*** Extracted records Section Begins ***

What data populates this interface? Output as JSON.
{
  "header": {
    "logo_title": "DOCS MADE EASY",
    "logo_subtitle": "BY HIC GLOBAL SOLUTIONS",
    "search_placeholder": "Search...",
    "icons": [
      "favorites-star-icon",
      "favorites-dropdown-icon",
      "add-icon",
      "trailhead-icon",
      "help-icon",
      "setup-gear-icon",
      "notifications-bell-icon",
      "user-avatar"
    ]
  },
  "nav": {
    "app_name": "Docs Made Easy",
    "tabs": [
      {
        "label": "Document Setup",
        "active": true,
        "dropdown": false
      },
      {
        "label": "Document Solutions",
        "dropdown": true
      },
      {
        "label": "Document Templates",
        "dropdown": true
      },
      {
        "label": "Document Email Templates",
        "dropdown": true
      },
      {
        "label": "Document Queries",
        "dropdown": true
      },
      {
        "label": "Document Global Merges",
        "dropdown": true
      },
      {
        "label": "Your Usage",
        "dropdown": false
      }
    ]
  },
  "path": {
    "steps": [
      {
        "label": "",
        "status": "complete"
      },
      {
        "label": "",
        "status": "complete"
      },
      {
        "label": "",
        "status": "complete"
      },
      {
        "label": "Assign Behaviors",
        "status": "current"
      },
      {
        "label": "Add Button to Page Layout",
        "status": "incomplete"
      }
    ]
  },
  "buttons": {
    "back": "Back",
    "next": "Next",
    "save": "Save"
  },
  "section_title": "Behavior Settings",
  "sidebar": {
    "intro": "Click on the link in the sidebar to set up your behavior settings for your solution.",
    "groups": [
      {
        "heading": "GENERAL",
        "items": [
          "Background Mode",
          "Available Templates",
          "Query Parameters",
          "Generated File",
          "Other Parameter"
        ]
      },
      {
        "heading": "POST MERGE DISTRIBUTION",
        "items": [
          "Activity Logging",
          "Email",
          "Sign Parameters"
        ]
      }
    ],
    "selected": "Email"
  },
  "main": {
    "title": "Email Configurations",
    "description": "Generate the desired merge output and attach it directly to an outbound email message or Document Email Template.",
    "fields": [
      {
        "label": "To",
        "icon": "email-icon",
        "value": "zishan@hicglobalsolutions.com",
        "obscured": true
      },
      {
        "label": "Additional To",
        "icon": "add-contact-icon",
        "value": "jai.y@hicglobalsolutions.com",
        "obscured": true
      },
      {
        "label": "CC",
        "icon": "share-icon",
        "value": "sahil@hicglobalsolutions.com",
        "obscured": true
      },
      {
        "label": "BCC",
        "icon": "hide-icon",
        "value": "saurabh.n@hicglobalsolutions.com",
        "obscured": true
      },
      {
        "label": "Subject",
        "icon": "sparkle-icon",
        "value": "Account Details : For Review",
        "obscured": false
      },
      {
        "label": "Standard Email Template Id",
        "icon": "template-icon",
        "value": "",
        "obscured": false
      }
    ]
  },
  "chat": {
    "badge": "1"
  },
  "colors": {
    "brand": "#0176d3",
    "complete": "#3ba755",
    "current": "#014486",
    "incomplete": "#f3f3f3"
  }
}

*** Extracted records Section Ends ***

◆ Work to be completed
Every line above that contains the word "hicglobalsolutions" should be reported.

◆ Written answer
        "value": "zishan@hicglobalsolutions.com",
        "value": "jai.y@hicglobalsolutions.com",
        "value": "sahil@hicglobalsolutions.com",
        "value": "saurabh.n@hicglobalsolutions.com",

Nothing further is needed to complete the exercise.